[Records shown]
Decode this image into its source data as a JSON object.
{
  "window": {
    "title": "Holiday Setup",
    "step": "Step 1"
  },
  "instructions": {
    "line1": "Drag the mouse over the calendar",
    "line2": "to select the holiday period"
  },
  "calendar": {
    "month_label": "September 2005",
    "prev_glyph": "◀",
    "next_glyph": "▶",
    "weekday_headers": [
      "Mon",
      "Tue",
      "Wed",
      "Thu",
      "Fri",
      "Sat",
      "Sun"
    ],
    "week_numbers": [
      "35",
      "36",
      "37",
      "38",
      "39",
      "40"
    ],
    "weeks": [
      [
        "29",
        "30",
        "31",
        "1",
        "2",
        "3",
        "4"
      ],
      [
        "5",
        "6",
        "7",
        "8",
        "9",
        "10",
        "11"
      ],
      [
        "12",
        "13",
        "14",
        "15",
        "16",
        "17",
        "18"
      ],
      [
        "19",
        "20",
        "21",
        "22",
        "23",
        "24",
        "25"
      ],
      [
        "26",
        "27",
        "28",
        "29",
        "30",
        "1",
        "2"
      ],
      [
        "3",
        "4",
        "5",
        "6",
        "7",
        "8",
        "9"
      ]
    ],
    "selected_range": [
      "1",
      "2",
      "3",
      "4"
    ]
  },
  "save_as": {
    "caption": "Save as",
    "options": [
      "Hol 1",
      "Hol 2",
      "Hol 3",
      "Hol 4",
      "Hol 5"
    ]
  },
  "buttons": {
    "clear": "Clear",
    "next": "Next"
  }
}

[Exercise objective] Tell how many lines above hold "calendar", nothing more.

[Answer below] 2